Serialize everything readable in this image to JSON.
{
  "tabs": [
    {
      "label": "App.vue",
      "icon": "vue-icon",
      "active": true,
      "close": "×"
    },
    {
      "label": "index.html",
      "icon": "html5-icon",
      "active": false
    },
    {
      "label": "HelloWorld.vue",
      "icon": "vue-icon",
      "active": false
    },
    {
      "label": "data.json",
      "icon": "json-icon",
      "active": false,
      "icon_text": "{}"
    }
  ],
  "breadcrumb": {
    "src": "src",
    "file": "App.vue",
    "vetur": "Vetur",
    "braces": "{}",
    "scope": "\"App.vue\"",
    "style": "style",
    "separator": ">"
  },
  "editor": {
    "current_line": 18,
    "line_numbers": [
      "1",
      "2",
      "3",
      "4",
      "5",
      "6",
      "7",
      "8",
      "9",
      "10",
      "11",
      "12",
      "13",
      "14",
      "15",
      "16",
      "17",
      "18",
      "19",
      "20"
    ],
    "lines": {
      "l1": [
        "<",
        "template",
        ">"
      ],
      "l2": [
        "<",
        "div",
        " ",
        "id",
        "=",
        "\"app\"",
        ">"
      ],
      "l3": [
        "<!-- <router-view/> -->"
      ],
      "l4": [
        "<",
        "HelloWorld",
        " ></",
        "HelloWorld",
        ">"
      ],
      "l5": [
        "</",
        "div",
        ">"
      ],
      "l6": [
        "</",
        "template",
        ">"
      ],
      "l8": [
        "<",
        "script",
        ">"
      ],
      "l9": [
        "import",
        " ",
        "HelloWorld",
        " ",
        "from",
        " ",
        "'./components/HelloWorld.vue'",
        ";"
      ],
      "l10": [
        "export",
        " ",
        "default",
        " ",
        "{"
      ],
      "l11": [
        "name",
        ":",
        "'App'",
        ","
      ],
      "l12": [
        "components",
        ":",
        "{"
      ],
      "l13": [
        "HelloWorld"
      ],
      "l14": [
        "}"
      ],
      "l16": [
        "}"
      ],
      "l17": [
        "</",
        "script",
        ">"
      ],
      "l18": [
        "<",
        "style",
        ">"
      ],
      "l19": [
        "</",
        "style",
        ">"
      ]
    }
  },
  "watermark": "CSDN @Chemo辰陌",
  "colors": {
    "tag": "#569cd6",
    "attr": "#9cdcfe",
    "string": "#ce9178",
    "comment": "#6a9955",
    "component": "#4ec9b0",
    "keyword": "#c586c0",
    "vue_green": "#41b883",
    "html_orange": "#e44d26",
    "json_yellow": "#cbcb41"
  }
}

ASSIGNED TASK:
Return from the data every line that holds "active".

WRITTEN SOLUTION:
      "active": true,
      "active": false
      "active": false
      "active": false,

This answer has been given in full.